▶ [ASSIGNMENT] Retyping all the entries exactly is the whole task.
**** MATERIAL PROVIDED
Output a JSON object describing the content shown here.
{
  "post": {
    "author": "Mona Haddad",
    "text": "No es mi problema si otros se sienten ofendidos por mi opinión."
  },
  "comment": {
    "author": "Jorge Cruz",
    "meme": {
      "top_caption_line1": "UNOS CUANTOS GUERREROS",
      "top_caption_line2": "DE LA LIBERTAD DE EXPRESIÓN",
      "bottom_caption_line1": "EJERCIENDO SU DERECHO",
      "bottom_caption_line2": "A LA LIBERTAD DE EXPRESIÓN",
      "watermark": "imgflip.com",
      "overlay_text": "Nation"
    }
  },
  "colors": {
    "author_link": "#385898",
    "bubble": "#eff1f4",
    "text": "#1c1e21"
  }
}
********
▶ [EXERCISE RESPONSE]
Output a JSON object describing the content shown here.
{
  "post": {
    "author": "Mona Haddad",
    "text": "No es mi problema si otros se sienten ofendidos por mi opinión."
  },
  "comment": {
    "author": "Jorge Cruz",
    "meme": {
      "top_caption_line1": "UNOS CUANTOS GUERREROS",
      "top_caption_line2": "DE LA LIBERTAD DE EXPRESIÓN",
      "bottom_caption_line1": "EJERCIENDO SU DERECHO",
      "bottom_caption_line2": "A LA LIBERTAD DE EXPRESIÓN",
      "watermark": "imgflip.com",
      "overlay_text": "Nation"
    }
  },
  "colors": {
    "author_link": "#385898",
    "bubble": "#eff1f4",
    "text": "#1c1e21"
  }
}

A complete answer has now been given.